Traveling to Hawaii – Kauai
It’s never too early to think about escaping next year’s cold weather, but what about the harsh summer temps as well? In this series of essays, we’ve looked at Oahu, the Big Island and Maui and now that it is time for the next one, Kauai, it is time to think about avoid 95 degree days in the summer.
Looking at the average temperature in Lihue, Hawaii, the coldest average is 65 degrees and the warmest average is 85 degrees. That’s a great range to escape to anytime of the year. Lihue is also the place where you begin your escape, as that is the main airport for the island. Direct flights are available from LAX during the summer (other cities like San Francisco and Denver have flights as the winter season approaches) but wherever you fly from (for example O’Hare) you’ll be paying about $1,000 to get to Lihue any time from summer well into fall and winter.
Going to Kauai is definitely all about the outdoors and the natural sights. They may even look familiar as blockbuster films like “Jurassic Park,” “Raiders of the Lost Ark,” “Tropic Thunder” and “King Kong” were all filmed on Kauai.
After jumping off the plane, ready for adventure, the first sight on your list should be 23 miles down highway 50 and ten more miles on highway 550 to get to Waimea Canyon State Park. Known as “The Grand Canyon of the Pacific” (though having been to the Grand Canyon, it was nowhere near this green) you can take the very easy Iliau Nature Loop to explore the canyon rim or the difficult Kukui Trail that takes you 2,000 feet down into the canyon, which unfortunately means 2,000 feet back up.
If you take the 550 until the road ends, you will end up in Koke’e State Park.
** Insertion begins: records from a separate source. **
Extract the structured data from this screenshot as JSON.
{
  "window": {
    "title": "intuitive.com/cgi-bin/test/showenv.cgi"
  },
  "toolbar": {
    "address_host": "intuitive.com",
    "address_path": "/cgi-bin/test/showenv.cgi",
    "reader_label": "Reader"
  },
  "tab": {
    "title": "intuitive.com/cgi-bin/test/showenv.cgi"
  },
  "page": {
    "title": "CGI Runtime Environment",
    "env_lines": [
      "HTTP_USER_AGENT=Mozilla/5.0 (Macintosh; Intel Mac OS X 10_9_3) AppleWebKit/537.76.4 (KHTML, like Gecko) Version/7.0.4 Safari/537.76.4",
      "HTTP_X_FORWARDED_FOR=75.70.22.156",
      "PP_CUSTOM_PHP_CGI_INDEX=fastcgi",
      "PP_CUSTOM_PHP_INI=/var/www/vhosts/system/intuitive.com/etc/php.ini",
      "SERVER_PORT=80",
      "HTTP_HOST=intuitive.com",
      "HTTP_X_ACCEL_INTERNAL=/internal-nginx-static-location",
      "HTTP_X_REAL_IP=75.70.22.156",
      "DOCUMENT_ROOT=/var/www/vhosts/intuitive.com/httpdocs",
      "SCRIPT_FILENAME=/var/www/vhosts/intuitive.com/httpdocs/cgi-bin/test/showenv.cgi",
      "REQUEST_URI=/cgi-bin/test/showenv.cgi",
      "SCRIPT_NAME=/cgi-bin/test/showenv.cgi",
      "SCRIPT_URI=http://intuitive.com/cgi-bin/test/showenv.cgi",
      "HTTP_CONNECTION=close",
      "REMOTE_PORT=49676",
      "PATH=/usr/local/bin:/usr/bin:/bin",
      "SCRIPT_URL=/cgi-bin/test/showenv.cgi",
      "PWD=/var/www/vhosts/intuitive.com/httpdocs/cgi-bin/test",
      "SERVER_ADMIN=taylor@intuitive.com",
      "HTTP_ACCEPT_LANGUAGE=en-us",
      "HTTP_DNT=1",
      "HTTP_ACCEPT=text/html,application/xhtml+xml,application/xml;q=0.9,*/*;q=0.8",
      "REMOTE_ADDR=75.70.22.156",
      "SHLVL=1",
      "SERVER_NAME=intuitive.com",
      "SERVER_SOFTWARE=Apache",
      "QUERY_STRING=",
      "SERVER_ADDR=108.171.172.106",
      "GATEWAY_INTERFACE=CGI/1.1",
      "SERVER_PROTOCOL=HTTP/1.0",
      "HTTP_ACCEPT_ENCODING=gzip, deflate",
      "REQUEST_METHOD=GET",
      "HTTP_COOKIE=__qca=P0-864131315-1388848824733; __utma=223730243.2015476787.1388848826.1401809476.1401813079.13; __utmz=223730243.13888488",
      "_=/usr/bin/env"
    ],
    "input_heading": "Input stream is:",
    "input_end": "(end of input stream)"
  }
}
Instead of just two trails, this park offers 19 different trails of varying difficulties to allow you to explore and see all the different native plants and animals. To figure out which trail, visit the Koke’e Natural History Museum in the park, and it will also help you to figure out what flora and fauna you see on the trails.
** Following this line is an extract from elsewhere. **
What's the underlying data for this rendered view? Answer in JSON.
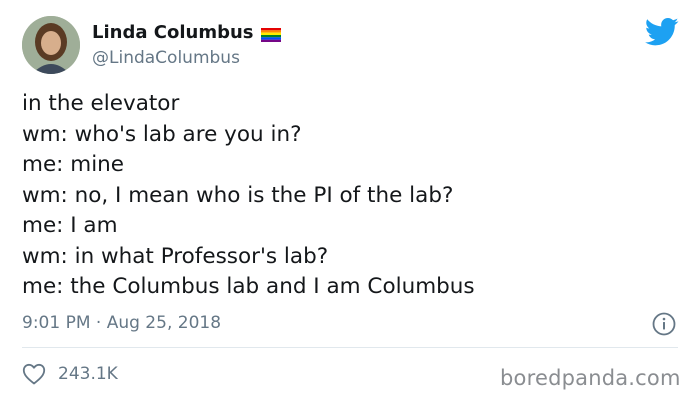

As the crow flies, the distance from Koke’e State Park to Kilauea Point National Wildlife Refuge is not far, unfortunately the road does not travel that way, so to get to the North Shore, you have to drive back around to Lihue and then take the 56 to Kilauea, but it is only 64 miles total. The refuge is a popular place to see boobies, because it is a bird sanctuary and home to albatrosses, shearwaters as well as the red-footed boobies. It is also home to the Kilauea Lighthouse, a vantage point that has great scenic views.
However, if you really want to see cool views of the Kauai, you’re going to have to get off the island and onto a boat tour to see the part of the island where the roads don’t travel. Looking at the pictures on the home page of Captain Andy’s Sailing Adventures with sightseeing and snorkeling for five hours means that you have found a great way to spend a day for S139.00 each.
After all the hiking and snorkeling, it might be good just to spend the day at Poipu Beach, one of the top beaches in the nation. Here you can just kick back and concern yourself with when you are going to dip your feet in the water. Well, at least until you have to concern yourself with the unfortunate task of returning to the airport to go home.
About Jason McClain Jason is an aspiring novelist, which means there is a lot of time to put off writing and watch baseball or go fly-fishing, hiking and traveling. By "a lot of time", Jason means "procrastination."